Smile is short for Small Incision Lenticule Extraction. It is a procedure that uses only one type of laser – the Femtosecond laser for the complete procedure.
The Smile Femtosecond laser is able to penetrate the surface of the cornea (the front part of the eye) without making any cut and focus on the deeper part of the cornea to carve out a shape called the lenticule.
A small incision is also made at one side of the cornea to allow access to this lenticule, and the surgeon is able to remove the lenticule from the cornea. Once the lenticule is removed, the overall shape of the cornea is altered and the prescription/power of the eye will be changed.
|More than 80,000 eyes worldwide have now been successfully treated using the micro-invasive method which offers improved predictability of the vision correction outcome without the need to create a corneal flap. The US FDA has approved expansion of the US clinical trial.|
Benefits of Smile over Lasik?
In Smile, there is no corneal flap, unlike Lasik. When there is no flap, there is no worry about flap complications, for example, the flap moving or dislodging (which can occur in Lasik). Also, by not cutting a flap, we keep the cornea much stronger compared to Lasik.
This is especially relevant to those with higher powers or thinner corneas where a lot of the tensile integrity of the cornea is affected by the flap or the greater amount of corneal tissue that has to be removed.
The third advantage is the preservation of the corneal nerves. In Lasik (laser-Assisted in situ keratomileusis), in the process of cutting the flap, we also cut a lot of the nerves, and these nerves help reduce post op dryness.
So, by not having a flap, you get a stronger post operative cornea, decreased occurrence of dry eyes, and no flap complications.
And because only a small incision is made in Smile, the patient experiences less post operative irritation and pain as compared to Lasik, where a big flap incision is made.
To date, the technique is only approved for short-sightedness and astigmatism, although SMILE for long-sightedness is also under trial, and it is likely to follow soon.

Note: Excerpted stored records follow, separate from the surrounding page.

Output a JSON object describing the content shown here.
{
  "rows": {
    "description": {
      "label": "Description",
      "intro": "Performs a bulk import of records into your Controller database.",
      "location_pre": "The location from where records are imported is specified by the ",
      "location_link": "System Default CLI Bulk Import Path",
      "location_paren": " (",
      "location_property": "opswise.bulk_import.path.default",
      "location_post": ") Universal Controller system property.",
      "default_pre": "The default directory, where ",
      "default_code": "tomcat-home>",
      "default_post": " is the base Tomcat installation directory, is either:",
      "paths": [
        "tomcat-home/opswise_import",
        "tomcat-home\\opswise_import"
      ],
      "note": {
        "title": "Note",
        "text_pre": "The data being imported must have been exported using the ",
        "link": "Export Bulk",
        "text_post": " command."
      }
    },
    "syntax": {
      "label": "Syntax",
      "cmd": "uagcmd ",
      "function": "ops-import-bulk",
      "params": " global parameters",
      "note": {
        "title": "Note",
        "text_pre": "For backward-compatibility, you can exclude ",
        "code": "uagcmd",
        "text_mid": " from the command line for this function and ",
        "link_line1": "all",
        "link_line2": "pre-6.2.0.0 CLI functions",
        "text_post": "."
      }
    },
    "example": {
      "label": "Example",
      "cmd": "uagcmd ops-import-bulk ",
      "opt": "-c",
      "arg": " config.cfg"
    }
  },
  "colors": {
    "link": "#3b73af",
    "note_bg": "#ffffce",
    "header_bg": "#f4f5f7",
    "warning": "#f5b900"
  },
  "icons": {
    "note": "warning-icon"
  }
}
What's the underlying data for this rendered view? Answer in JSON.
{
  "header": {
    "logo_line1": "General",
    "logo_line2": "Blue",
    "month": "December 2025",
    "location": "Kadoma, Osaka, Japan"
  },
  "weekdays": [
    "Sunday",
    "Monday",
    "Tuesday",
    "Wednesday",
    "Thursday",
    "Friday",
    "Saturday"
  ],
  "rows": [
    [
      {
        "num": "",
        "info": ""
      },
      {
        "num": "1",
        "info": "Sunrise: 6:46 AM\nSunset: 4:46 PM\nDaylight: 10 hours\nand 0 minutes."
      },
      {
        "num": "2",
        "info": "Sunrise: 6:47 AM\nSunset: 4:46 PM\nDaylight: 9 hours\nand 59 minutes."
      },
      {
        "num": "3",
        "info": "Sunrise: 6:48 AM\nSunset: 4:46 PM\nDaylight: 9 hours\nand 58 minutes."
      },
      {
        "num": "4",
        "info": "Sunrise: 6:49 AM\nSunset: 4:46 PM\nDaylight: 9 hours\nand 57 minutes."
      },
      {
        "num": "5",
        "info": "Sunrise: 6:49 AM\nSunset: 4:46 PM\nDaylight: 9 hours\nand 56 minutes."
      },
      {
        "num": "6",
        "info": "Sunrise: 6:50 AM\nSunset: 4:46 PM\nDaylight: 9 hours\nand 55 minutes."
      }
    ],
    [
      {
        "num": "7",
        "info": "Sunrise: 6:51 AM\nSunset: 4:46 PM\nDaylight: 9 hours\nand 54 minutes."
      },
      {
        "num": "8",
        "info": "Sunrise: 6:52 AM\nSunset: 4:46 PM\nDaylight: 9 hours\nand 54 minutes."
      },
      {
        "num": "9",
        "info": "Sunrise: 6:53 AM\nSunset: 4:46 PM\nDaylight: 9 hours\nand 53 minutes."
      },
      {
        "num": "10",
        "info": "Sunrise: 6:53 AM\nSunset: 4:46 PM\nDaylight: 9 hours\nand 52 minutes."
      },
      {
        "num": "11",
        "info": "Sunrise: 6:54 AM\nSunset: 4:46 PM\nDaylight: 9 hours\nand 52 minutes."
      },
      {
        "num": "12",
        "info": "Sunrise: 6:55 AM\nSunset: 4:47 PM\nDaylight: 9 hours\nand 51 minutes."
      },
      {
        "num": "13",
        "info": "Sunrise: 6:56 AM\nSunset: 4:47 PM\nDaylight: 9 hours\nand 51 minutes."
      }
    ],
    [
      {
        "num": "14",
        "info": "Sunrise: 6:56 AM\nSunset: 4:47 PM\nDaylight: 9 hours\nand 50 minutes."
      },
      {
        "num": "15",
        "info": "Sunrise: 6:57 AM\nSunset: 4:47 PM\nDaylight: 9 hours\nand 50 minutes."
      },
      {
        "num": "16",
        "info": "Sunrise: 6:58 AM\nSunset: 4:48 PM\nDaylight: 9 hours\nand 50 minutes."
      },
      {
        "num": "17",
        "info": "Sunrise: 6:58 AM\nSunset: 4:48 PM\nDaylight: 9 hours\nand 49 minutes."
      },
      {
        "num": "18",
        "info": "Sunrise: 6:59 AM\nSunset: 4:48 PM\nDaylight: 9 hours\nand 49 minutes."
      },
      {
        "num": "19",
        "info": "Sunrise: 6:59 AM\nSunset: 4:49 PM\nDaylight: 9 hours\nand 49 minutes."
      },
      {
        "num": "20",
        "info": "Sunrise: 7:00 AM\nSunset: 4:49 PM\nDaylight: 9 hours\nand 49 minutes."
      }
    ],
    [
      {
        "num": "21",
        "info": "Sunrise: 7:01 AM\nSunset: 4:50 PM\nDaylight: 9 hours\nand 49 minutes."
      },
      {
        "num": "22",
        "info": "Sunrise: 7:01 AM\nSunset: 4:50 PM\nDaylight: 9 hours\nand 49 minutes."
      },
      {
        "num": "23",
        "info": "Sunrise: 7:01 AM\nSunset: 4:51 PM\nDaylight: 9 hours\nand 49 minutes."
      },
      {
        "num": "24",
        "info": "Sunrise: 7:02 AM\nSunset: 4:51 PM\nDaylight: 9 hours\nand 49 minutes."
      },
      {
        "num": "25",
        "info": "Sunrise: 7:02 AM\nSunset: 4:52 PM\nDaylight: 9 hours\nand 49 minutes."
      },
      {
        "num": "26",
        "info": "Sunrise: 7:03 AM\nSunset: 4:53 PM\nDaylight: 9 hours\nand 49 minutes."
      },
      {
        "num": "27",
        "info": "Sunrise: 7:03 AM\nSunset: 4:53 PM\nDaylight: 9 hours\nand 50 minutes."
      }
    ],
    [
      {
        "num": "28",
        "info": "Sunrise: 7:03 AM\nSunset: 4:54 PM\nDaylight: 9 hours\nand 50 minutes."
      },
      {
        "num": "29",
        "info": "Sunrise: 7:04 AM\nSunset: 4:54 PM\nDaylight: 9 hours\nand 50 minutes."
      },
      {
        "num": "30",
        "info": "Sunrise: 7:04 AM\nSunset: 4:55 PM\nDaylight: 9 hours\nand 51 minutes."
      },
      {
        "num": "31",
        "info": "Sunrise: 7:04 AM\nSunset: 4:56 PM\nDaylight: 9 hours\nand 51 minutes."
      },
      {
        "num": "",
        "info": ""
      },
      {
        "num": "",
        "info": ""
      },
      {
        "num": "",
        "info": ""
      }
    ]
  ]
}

The Content is not intended to be a substitute for professional medical advice, diagnosis, or treatment. Always seek the advice of your physician or other qualified health provider with any questions you may have regarding a medical condition.